#### [WHAT YOU ARE ASKED TO DO]
Where a line in the listing below contains the word "Desaparece", copy that line.

··· LISTED ENTRIES

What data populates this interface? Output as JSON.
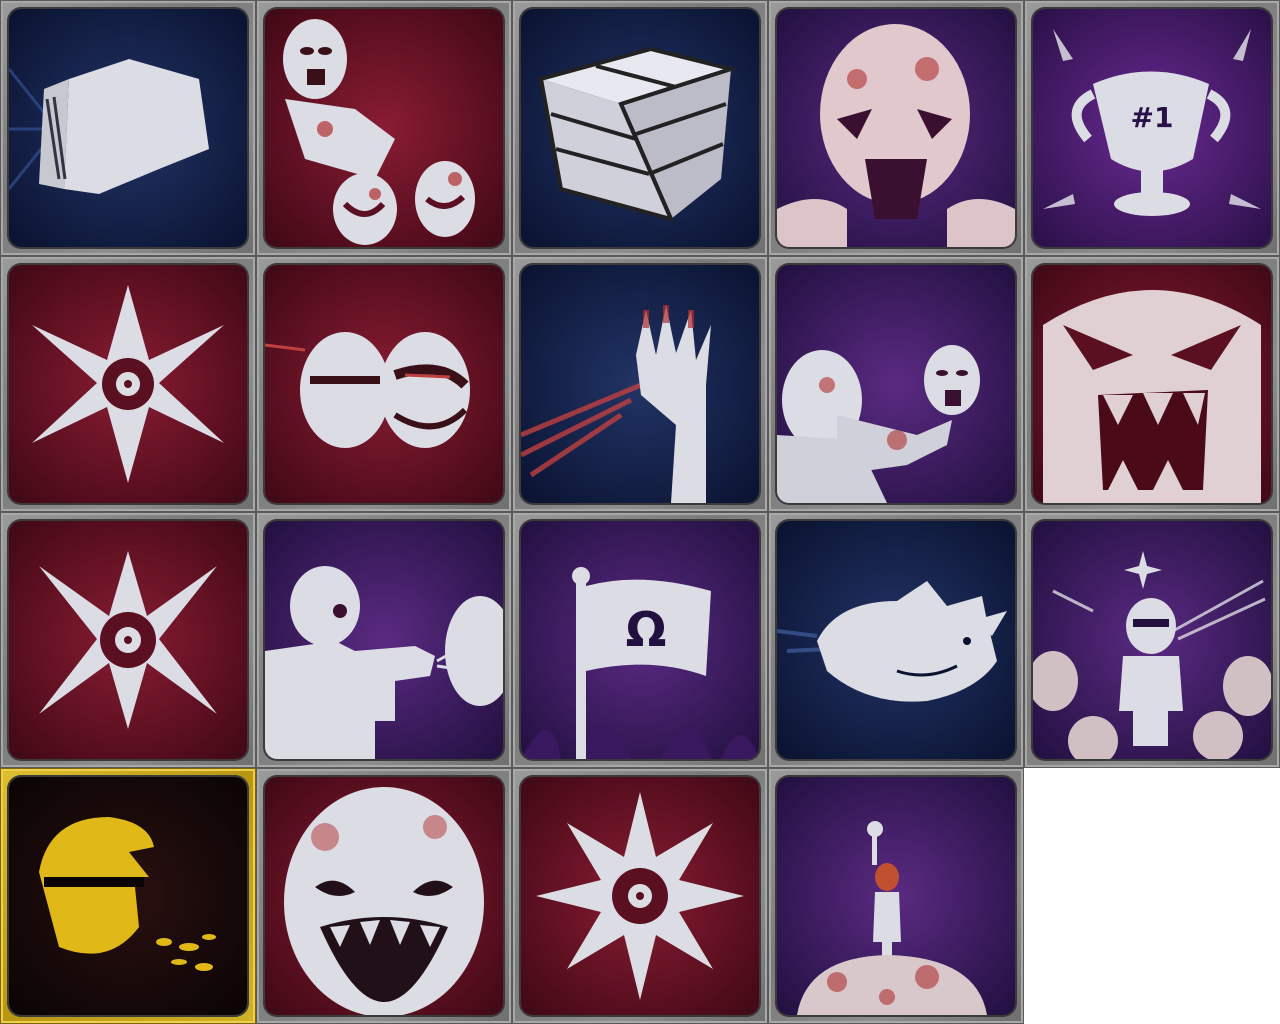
{
  "colors": {
    "frame": "#8a8a8a",
    "frame_gold": "#d4b020",
    "bg_blue": "#14204a",
    "bg_red": "#6a1024",
    "bg_purple": "#3c1858",
    "bg_black": "#120808",
    "figure": "#dcdce4",
    "blood": "#b03030",
    "gold_figure": "#e0b818"
  },
  "icons": [
    {
      "name": "punch-fist-icon",
      "bg": "blue"
    },
    {
      "name": "zombie-horde-icon",
      "bg": "red"
    },
    {
      "name": "brick-cube-icon",
      "bg": "blue"
    },
    {
      "name": "screaming-zombie-icon",
      "bg": "purple"
    },
    {
      "name": "trophy-number-one-icon",
      "bg": "purple",
      "label": "#1"
    },
    {
      "name": "throwing-star-icon",
      "bg": "red"
    },
    {
      "name": "headshot-heads-icon",
      "bg": "red"
    },
    {
      "name": "severed-hand-icon",
      "bg": "blue"
    },
    {
      "name": "zombie-punch-icon",
      "bg": "purple"
    },
    {
      "name": "angry-demon-face-icon",
      "bg": "red"
    },
    {
      "name": "throwing-star-alt-icon",
      "bg": "red"
    },
    {
      "name": "shooter-gun-icon",
      "bg": "purple"
    },
    {
      "name": "omega-flag-icon",
      "bg": "purple",
      "label": "Ω"
    },
    {
      "name": "flying-rhino-icon",
      "bg": "blue"
    },
    {
      "name": "hero-spotlight-icon",
      "bg": "purple"
    },
    {
      "name": "gold-vomit-head-icon",
      "bg": "black",
      "gold": true
    },
    {
      "name": "grinning-ghoul-icon",
      "bg": "red"
    },
    {
      "name": "eight-point-star-icon",
      "bg": "red"
    },
    {
      "name": "victory-pile-icon",
      "bg": "purple"
    }
  ]
}
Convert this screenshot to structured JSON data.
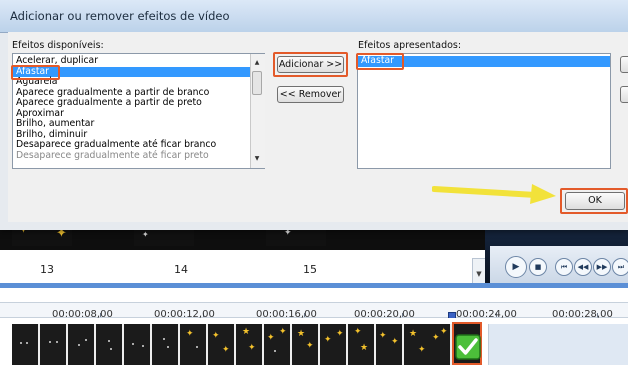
{
  "dialog": {
    "title": "Adicionar ou remover efeitos de vídeo",
    "available_label": "Efeitos disponíveis:",
    "available_items": [
      "Acelerar, duplicar",
      "Afastar",
      "Aguarela",
      "Aparece gradualmente a partir de branco",
      "Aparece gradualmente a partir de preto",
      "Aproximar",
      "Brilho, aumentar",
      "Brilho, diminuir",
      "Desaparece gradualmente até ficar branco",
      "Desaparece gradualmente até ficar preto"
    ],
    "selected_available": "Afastar",
    "add_button": "Adicionar >>",
    "remove_button": "<< Remover",
    "displayed_label": "Efeitos apresentados:",
    "displayed_items": [
      "Afastar"
    ],
    "ok_button": "OK"
  },
  "storyboard": {
    "thumb_numbers": [
      "13",
      "14",
      "15"
    ],
    "player_buttons": [
      "play",
      "stop",
      "previous",
      "rewind",
      "forward",
      "next"
    ]
  },
  "timeline": {
    "ticks": [
      "00:00:08,00",
      "00:00:12,00",
      "00:00:16,00",
      "00:00:20,00",
      "00:00:24,00",
      "00:00:28,00"
    ]
  },
  "colors": {
    "highlight": "#e35a2a",
    "selection": "#3399ff",
    "arrow": "#f2e23a",
    "check": "#34a828",
    "timeline_accent": "#5b8fd6"
  }
}
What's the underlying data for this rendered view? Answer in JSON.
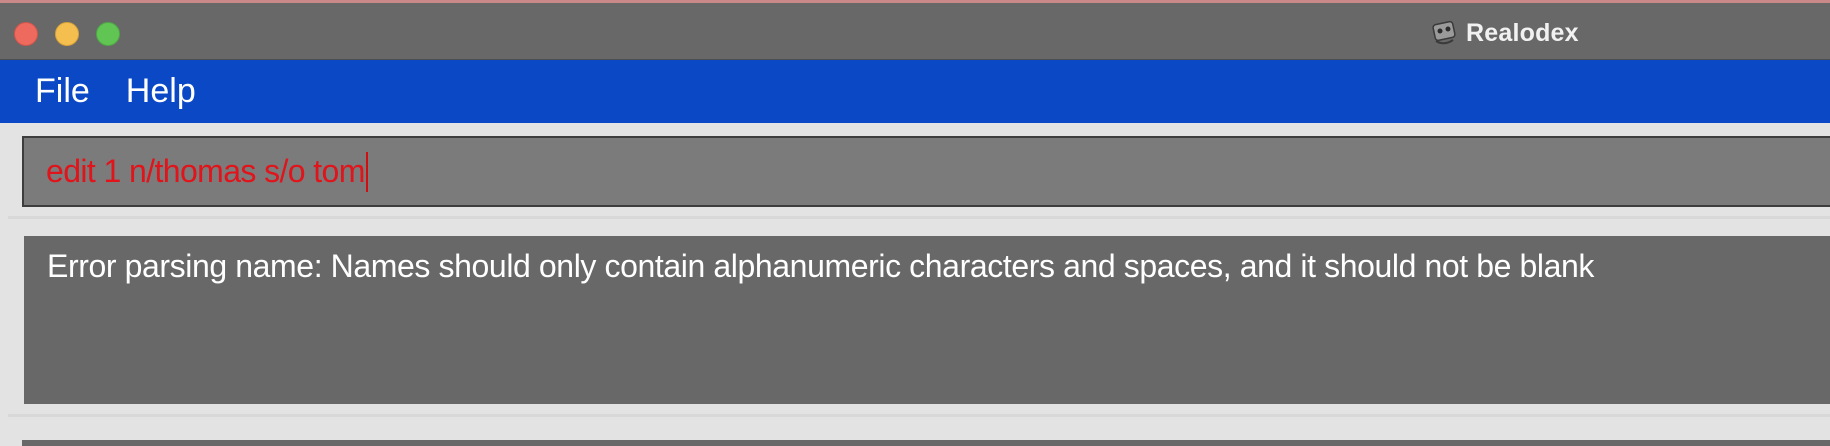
{
  "window": {
    "title": "Realodex",
    "icon": "realodex-app-icon"
  },
  "menu": {
    "items": [
      {
        "label": "File"
      },
      {
        "label": "Help"
      }
    ]
  },
  "command": {
    "value": "edit 1 n/thomas s/o tom"
  },
  "result": {
    "message": "Error parsing name: Names should only contain alphanumeric characters and spaces, and it should not be blank"
  },
  "colors": {
    "menubar": "#0a48c6",
    "command_error_text": "#e0141a",
    "panel_bg": "#686868"
  }
}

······

#### [SOLUTION]
      "Desaparece gradualmente até ficar branco",
      "Desaparece gradualmente até ficar preto"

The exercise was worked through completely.